**What is required**. Which lines of the data below hold "chevron"? Copy each of them.

[Data extracts — start]

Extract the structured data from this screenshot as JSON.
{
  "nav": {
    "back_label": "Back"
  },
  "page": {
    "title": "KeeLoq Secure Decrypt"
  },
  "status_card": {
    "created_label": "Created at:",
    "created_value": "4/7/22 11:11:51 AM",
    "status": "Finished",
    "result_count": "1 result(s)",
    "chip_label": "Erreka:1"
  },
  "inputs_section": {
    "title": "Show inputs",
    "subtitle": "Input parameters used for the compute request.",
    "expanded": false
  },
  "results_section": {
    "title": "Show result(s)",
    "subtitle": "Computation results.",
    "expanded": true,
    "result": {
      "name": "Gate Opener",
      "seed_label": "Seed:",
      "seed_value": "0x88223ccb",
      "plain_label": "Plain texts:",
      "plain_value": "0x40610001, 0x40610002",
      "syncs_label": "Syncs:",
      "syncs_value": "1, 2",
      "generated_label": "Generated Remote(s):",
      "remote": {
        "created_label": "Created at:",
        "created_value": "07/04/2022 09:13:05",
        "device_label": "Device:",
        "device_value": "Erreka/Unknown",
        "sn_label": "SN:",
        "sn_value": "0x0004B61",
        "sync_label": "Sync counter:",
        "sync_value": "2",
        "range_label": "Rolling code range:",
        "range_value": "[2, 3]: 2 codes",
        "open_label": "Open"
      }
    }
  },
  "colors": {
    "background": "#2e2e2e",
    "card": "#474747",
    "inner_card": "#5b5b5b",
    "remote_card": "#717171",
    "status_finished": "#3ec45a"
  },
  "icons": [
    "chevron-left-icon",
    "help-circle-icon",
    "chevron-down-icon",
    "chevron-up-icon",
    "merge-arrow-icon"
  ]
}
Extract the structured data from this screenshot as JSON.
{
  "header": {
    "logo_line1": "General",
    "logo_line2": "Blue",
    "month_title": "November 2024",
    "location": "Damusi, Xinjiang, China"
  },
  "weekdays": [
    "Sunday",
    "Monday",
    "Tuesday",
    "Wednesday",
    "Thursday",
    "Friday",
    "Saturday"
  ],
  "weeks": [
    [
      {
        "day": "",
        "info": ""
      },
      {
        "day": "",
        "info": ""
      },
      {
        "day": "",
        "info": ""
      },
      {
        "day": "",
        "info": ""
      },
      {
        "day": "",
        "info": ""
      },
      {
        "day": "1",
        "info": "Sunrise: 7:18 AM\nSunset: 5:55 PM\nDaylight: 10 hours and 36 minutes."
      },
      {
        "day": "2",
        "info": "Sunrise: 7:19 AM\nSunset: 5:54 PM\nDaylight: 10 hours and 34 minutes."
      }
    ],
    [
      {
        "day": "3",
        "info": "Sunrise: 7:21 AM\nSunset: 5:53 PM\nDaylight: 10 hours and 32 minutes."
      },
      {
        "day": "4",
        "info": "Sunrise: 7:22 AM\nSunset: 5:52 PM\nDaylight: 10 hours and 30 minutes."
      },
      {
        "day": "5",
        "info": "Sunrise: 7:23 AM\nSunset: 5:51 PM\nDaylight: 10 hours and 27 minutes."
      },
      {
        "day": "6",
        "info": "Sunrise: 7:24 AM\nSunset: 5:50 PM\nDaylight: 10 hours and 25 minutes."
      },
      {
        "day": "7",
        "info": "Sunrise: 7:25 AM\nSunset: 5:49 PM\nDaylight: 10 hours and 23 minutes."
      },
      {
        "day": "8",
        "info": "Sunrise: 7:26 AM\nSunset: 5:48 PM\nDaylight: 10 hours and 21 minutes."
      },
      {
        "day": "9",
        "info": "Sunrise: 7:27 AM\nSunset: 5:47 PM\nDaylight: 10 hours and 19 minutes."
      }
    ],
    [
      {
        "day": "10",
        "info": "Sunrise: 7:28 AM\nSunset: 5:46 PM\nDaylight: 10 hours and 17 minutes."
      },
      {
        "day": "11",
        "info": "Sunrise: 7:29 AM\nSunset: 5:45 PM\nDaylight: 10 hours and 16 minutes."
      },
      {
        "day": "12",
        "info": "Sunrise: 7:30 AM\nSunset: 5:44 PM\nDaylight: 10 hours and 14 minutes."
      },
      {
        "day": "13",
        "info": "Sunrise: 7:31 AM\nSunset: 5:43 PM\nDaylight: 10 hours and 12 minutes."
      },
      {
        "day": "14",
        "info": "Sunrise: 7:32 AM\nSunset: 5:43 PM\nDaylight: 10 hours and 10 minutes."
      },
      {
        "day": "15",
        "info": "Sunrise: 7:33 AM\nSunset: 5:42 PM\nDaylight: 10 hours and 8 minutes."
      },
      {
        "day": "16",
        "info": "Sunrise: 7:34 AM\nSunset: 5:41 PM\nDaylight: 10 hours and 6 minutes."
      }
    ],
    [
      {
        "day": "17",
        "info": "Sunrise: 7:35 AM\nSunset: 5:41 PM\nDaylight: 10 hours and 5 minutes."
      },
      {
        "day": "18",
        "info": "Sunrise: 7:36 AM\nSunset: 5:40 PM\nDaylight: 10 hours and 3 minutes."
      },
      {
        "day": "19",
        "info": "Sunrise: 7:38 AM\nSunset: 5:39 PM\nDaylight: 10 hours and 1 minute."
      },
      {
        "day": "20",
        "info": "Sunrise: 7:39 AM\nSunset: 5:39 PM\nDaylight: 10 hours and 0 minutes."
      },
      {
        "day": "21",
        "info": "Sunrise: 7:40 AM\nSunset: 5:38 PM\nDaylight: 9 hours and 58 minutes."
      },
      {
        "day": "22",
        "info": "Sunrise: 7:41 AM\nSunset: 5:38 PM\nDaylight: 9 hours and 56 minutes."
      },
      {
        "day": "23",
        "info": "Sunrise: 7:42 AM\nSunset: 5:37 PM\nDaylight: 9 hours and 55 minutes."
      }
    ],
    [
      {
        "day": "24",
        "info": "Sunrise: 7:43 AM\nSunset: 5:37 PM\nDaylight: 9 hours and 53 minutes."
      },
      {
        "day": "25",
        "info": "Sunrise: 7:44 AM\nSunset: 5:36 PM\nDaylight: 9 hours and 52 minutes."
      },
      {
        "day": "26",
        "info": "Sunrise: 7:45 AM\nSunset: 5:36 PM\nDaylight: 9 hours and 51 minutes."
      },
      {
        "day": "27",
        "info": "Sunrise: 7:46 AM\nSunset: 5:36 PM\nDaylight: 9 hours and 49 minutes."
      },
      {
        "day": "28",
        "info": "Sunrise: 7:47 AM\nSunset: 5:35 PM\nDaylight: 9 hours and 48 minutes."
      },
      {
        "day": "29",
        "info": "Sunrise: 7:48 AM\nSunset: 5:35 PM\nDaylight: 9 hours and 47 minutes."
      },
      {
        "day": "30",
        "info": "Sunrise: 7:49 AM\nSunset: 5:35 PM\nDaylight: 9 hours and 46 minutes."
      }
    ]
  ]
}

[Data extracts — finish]
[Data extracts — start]

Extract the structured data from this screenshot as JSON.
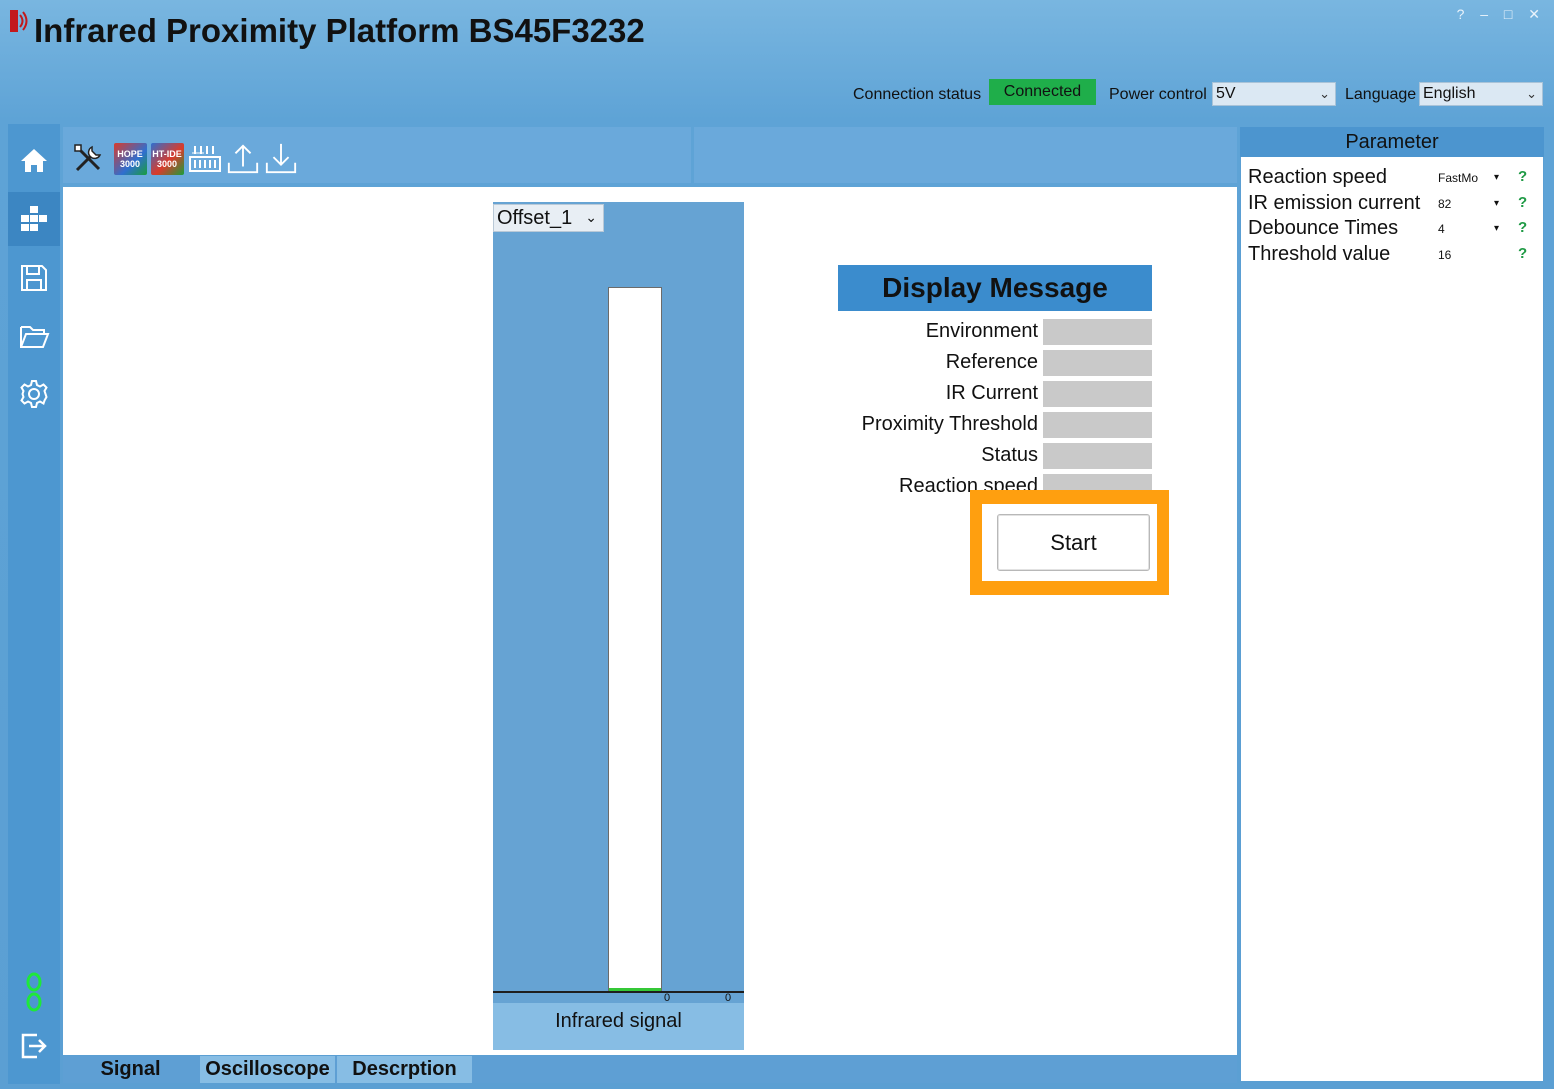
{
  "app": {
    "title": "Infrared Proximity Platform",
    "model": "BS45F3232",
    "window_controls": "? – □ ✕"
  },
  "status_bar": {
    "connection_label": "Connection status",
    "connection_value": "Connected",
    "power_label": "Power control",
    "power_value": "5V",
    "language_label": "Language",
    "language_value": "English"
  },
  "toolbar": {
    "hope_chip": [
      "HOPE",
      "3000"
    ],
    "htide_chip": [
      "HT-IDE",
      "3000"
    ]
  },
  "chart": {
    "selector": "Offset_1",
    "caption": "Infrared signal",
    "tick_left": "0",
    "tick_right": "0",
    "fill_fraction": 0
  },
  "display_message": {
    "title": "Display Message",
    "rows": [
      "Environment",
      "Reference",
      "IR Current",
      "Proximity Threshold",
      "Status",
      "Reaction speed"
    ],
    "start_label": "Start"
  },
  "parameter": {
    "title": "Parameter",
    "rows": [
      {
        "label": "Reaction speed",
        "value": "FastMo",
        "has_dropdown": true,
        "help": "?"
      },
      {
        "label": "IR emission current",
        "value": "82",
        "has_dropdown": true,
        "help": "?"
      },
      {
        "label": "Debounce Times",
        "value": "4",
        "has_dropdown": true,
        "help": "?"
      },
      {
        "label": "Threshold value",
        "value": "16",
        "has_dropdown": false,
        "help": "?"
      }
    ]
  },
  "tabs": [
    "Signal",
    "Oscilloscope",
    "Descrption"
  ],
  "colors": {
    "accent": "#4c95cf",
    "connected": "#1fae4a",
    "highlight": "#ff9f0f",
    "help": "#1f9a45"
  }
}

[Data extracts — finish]

**Finished task**.
    "chevron-left-icon",
    "chevron-down-icon",
    "chevron-up-icon",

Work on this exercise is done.